The Cumberland River flows nearly 700 miles from eastern Kentucky, down into Tennessee, and then back up to western Kentucky, forming a shape that looks like a big southern smile. Right in the middle sits Nashville. The history of Nashville is tied to the river, and to its floods.
In 1779, Col. John Donelson led thirty families on a voyage of 1,000 miles down the Tennessee River, and up the Ohio and the Cumberland in a boat called The Adventure. During the five-month journey, settlers suffered from smallpox, hunger, Indian attacks, and -- all along the way -- from heavy rains and swift, swelled currents.
In April of 1780 they reached the area that is now Nashville. Donelson immediately planted corn and cotton. In July, heavy rains flooded his entire crop. Throughout these trials Donelson nurtured a 13-year-old daughter named Rachel, who would one day marry Nashville's most famous son, a hayseed lawyer named Andrew Jackson.
"From the mouth of the Cumberland river," wrote Rachel in one of many love letters the pair exchanged, "[your letter] came safe to hand. It was everything to me." She wrote those words in 1813, while Jackson was away fighting in the Creek War. Two years later, Jackson's victory at the Battle of New Orleans would make him a national hero. General Jackson would eventually become President Jackson.
Meanwhile, the river kept bringing changes to Nashville. On March 11, 1819, a sudden swell in the Cumberland enabled the first commercial steamboat to pass over treacherous sand bars and reach the city. The steamer was called the General Jackson.
Jackson may have been the pride of Nashville, but his political legacy is complex. He was a populist, a common man's hero, and the father of the modern Democratic party. But he was also a slave holder who supported the forced removal of Indians from their native lands.
When the Cherokees marched on their long Trail of Tears, they passed through Nashville, crossing over the Cumberland River on an old toll bridge. In 1864, the Union army defeated the Confederates at Fort Donelson on the shores of the river. The Union victory in the Battle of Nashville broke the back of the Southern forces. And it was the last major battle in the western theater. The high points and low points of American history are mirrored in the rise and fall of the river.
On New Year's Day, 1927, the Cumberland River crested at 56.2 feet -- the highest level ever recorded.
Last week, the river crested at 52.5 feet. And the damage is unprecedented. Some reports are surreal. (The Grand Ole Opry is 10 feet under water.) A few are comedic. (Rumor has it that a large aquarium tank burst at a local shopping mall and piranha are swimming through the food court.) But, mostly, the news is tragic. The mayor says we have lost more than $1 billion. Recovery will take years. Our businesses and homes lie ruined. More than 20 of our people are dead. Some are still missing.
We have spent the past week digging each other out, hauling away wreckage, and holding onto each other. We want the rest of the country to understand the magnitude of what we are going through.

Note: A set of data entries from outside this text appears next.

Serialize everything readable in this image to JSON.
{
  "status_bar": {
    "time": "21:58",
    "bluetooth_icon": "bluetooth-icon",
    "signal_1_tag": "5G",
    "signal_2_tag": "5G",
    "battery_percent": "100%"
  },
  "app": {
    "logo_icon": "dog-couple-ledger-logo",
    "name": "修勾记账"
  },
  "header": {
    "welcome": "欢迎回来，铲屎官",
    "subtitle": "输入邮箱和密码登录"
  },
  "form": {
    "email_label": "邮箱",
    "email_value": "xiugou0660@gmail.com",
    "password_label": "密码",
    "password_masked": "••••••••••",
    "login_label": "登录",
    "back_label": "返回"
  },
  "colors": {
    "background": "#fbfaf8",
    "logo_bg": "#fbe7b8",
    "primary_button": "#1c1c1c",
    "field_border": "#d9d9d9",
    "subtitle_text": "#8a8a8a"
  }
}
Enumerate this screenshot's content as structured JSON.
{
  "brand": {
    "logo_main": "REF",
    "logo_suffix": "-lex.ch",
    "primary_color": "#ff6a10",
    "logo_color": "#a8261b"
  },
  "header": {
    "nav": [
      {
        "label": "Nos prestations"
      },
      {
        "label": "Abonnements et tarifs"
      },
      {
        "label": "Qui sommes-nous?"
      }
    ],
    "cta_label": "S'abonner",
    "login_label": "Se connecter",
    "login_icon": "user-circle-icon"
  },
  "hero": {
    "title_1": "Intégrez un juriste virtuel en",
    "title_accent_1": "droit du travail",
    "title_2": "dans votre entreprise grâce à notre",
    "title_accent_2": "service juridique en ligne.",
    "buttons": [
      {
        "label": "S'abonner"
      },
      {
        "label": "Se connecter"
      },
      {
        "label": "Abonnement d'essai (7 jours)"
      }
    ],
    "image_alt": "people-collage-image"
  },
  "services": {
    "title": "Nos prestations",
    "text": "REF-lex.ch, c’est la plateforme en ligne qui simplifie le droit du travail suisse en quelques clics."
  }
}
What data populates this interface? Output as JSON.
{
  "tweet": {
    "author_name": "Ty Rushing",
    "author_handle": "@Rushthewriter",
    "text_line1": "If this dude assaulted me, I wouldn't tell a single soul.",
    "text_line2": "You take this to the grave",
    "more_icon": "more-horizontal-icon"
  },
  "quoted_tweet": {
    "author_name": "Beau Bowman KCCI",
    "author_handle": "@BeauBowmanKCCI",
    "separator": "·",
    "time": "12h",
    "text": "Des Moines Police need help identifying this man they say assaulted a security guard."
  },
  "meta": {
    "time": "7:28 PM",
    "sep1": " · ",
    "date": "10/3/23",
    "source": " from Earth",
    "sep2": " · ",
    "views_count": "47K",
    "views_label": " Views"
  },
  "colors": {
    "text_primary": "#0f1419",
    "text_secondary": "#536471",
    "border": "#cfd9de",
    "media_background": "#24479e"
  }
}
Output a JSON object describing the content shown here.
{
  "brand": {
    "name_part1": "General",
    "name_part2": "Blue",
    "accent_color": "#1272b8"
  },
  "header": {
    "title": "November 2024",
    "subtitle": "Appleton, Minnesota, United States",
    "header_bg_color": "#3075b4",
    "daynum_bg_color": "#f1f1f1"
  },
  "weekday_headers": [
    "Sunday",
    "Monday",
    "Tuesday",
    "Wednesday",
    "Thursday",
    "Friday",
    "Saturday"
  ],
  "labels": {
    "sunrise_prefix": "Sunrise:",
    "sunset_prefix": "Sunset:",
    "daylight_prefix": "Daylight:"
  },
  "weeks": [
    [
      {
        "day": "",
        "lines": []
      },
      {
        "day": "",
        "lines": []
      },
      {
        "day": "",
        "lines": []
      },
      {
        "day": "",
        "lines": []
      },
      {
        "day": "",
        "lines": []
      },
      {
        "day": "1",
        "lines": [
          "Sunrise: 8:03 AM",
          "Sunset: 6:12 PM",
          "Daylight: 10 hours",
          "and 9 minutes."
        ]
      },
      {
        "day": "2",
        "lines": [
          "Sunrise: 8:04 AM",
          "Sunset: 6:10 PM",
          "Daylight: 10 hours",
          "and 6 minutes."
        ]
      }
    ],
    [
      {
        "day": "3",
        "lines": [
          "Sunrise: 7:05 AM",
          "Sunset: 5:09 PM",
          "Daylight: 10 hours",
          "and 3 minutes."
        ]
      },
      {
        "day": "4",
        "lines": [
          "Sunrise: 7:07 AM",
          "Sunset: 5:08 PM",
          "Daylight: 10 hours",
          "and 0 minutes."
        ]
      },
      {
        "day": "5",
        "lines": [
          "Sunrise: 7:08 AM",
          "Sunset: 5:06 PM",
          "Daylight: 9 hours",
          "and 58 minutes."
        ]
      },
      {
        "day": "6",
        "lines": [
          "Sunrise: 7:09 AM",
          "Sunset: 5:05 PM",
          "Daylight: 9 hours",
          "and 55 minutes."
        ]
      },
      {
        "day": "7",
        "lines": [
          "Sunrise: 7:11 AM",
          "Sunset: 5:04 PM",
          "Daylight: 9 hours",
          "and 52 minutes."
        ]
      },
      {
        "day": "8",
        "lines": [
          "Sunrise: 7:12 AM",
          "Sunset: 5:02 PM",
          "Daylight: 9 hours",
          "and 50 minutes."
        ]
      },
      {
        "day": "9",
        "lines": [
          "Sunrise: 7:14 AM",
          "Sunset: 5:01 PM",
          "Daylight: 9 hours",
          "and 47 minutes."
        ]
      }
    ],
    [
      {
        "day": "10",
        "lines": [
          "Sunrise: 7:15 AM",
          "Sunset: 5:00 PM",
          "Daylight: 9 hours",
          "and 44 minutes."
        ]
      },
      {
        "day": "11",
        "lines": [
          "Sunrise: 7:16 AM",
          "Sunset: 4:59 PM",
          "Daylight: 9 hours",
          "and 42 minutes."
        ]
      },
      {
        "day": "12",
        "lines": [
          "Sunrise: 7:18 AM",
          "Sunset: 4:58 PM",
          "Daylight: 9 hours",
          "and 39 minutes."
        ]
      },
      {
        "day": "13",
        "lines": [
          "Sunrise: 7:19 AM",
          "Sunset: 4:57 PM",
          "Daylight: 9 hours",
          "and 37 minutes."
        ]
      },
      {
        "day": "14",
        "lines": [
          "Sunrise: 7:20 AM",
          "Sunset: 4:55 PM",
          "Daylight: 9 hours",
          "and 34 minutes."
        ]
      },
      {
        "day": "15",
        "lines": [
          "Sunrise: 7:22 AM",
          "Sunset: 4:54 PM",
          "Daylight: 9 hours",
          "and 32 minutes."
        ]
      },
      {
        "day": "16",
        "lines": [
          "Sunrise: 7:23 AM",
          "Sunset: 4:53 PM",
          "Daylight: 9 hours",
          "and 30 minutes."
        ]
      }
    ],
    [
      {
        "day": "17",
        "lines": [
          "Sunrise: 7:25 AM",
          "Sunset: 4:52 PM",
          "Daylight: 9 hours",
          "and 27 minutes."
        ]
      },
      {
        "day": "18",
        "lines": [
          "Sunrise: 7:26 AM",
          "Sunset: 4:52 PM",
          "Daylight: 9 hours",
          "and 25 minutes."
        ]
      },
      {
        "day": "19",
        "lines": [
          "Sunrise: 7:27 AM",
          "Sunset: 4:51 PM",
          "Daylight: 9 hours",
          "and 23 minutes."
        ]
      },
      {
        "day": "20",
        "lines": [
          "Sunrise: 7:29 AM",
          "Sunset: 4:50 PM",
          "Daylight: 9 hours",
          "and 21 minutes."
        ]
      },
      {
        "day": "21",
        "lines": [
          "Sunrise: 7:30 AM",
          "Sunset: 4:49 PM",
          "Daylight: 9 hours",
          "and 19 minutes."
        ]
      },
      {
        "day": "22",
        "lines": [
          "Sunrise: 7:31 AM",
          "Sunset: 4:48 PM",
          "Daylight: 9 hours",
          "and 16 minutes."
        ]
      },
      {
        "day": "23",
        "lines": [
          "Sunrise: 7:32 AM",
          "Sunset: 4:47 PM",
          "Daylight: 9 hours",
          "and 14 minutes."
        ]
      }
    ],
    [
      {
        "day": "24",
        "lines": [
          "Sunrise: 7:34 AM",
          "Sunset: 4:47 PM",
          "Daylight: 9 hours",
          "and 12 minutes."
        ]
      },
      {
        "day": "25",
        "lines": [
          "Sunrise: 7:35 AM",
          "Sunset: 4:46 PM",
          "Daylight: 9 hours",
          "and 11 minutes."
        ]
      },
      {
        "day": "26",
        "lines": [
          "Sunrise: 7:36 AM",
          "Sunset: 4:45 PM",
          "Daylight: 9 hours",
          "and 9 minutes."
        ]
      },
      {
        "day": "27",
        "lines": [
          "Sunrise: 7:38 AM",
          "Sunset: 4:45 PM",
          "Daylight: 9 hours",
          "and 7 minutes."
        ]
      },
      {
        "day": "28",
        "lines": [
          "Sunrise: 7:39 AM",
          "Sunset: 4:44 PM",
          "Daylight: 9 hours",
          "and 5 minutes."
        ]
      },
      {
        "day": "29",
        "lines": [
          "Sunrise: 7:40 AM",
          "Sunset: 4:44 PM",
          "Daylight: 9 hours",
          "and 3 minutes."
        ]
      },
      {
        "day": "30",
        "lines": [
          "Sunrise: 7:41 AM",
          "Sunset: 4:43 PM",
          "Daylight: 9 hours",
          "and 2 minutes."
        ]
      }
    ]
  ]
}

The water has awed us. The river has wrecked us. But this crisis has also created many small, beautiful moments. We are a little more caring now, and a little more aware that we are all in this together. Above all, we are thankful. Our city may be crippled, but we are more proud to live here than ever before. And we still love our river. After all, it has made us who we are.